[Work request]: Locate every line in the records below that holds the word "plus" and return each one.

[Source material]:

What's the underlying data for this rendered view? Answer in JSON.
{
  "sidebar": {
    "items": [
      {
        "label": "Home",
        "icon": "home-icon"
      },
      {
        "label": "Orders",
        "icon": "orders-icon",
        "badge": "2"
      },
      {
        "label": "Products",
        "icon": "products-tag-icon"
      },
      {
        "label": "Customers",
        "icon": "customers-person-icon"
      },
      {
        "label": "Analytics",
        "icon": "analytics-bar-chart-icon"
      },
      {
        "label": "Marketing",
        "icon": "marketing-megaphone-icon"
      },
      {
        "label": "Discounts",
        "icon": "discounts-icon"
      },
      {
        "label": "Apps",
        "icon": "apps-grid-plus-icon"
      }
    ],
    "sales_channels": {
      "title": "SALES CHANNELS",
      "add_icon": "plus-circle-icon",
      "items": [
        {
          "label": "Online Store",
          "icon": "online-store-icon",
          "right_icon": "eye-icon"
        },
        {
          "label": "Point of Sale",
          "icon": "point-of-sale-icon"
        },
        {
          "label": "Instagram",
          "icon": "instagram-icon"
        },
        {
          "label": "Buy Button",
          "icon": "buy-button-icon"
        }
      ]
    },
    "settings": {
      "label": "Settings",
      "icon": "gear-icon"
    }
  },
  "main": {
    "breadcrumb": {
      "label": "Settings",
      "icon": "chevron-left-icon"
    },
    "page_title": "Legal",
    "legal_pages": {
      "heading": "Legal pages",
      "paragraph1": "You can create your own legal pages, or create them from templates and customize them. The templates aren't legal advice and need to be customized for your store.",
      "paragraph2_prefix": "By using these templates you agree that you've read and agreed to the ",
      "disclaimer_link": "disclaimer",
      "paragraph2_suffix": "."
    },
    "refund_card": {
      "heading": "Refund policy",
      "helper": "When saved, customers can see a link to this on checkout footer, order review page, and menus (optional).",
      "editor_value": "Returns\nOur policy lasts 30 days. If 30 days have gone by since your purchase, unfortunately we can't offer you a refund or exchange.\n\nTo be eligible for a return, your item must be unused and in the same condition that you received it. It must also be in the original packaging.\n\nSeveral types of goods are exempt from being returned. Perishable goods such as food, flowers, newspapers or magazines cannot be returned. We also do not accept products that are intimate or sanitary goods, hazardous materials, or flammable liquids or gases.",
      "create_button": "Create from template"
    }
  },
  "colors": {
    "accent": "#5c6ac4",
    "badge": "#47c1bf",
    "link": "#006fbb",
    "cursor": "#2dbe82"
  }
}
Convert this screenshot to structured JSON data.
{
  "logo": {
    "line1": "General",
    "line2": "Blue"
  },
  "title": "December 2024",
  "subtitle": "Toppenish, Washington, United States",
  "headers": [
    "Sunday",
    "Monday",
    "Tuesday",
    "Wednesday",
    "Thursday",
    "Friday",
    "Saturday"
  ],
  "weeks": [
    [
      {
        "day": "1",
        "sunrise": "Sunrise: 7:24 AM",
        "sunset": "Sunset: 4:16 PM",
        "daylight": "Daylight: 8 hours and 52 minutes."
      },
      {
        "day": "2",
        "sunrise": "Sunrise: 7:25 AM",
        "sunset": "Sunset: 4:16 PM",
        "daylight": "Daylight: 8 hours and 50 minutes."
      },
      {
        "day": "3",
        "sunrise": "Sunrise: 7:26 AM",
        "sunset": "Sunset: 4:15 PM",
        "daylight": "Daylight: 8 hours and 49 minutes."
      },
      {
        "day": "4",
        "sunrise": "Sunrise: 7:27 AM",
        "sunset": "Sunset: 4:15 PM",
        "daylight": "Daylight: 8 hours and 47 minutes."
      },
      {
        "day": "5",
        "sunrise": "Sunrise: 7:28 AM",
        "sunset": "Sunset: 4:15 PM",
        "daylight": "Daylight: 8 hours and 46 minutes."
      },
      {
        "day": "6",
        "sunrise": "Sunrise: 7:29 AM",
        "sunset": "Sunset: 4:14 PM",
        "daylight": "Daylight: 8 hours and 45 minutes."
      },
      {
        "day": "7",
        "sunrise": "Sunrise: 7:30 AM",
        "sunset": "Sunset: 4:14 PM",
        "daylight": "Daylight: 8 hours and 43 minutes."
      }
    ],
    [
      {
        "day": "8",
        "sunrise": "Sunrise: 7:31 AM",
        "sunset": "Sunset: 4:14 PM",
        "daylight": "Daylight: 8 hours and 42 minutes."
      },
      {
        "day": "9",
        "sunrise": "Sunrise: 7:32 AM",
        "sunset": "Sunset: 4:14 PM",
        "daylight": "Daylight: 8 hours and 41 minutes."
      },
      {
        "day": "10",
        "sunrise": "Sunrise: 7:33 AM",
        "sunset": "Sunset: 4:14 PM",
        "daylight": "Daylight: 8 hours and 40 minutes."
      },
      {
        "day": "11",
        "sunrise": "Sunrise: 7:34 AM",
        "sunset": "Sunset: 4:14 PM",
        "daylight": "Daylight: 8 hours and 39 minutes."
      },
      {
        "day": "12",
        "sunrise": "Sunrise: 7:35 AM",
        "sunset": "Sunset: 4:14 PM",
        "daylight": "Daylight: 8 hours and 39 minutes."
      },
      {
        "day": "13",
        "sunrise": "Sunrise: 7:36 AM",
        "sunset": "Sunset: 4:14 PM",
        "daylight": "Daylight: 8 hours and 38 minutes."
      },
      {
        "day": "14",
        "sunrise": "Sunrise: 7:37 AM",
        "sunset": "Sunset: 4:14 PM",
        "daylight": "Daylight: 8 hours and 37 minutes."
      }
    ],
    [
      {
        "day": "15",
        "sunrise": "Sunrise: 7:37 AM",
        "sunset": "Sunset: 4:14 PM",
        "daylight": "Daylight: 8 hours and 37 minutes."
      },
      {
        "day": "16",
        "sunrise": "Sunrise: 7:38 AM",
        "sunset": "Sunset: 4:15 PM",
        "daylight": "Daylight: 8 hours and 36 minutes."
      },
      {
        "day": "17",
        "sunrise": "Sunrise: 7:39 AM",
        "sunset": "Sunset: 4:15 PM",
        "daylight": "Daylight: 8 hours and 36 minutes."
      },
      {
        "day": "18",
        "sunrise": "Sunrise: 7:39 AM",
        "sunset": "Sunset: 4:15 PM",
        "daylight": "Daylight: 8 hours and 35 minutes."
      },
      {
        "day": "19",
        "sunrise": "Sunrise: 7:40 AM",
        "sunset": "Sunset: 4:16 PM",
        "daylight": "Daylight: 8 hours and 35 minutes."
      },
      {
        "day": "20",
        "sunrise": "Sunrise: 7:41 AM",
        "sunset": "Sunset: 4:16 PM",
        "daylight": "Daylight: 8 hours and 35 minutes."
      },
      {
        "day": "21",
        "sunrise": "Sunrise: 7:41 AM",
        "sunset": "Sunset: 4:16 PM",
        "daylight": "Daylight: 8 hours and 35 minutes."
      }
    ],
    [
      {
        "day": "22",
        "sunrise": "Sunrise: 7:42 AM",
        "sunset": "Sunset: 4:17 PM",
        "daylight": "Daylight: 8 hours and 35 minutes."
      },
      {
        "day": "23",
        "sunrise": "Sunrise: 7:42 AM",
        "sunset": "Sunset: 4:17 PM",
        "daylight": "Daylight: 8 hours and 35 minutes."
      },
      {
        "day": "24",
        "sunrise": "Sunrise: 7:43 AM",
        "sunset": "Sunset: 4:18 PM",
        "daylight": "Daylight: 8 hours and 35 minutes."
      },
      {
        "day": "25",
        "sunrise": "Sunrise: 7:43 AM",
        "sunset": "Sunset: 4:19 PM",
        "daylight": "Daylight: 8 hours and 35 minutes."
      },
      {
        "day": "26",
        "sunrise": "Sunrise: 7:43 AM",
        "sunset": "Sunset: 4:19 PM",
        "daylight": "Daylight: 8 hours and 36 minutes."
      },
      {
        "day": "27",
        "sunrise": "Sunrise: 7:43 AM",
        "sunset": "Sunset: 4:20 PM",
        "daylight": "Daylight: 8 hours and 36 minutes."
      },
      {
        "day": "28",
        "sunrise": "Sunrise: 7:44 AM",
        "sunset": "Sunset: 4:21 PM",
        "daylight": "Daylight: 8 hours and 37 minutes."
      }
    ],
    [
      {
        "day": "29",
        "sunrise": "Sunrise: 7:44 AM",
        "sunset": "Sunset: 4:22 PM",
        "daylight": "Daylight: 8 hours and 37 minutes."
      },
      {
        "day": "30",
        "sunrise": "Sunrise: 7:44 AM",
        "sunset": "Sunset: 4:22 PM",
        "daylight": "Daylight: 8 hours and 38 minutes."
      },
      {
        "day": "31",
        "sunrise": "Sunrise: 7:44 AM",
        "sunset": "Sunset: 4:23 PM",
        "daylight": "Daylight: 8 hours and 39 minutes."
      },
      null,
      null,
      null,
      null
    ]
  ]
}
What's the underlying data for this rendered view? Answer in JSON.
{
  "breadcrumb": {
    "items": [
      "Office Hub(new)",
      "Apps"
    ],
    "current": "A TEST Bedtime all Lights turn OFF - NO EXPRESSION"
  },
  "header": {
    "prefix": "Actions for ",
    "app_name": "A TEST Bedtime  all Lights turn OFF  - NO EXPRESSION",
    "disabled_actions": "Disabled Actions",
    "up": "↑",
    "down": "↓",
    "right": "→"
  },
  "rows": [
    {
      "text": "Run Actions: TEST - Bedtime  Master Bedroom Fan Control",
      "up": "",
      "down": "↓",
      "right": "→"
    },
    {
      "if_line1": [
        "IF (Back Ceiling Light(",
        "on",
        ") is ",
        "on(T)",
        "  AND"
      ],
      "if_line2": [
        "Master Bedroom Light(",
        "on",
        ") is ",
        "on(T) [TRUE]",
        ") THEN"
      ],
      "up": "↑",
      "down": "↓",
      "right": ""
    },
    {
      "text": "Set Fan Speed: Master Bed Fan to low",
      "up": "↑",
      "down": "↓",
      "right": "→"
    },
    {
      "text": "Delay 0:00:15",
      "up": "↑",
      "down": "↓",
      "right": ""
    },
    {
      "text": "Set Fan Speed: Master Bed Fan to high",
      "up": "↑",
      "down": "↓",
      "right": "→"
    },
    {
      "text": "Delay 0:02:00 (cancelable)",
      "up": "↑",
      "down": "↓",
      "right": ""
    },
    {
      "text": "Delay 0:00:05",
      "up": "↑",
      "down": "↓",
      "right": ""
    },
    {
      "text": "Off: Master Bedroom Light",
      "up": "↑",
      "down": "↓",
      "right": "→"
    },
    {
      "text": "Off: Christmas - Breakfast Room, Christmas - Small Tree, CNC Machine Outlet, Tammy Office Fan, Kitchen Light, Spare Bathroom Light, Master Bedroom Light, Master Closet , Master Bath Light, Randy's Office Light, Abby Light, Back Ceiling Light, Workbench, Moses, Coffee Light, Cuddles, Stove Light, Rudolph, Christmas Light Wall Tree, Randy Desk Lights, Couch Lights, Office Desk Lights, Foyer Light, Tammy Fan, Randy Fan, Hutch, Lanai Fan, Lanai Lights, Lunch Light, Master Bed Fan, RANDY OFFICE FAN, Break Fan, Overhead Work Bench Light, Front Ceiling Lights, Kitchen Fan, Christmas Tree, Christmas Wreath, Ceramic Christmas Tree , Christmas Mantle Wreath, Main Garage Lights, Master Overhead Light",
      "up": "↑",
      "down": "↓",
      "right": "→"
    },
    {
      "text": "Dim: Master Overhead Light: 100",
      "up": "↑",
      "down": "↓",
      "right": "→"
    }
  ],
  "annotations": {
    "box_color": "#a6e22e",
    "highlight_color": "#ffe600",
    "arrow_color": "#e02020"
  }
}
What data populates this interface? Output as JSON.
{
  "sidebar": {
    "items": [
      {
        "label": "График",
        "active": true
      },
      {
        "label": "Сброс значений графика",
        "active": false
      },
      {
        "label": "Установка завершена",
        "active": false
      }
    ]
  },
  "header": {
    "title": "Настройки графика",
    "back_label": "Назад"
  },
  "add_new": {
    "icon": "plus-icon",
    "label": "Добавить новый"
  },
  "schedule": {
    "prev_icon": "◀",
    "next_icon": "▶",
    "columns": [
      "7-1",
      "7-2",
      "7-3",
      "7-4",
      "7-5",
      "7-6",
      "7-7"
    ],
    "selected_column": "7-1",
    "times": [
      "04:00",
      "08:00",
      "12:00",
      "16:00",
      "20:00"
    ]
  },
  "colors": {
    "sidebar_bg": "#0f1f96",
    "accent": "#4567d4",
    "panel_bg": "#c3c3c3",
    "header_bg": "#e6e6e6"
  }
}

[Response below]:
        "icon": "apps-grid-plus-icon"
      "add_icon": "plus-circle-icon",
    "icon": "plus-icon",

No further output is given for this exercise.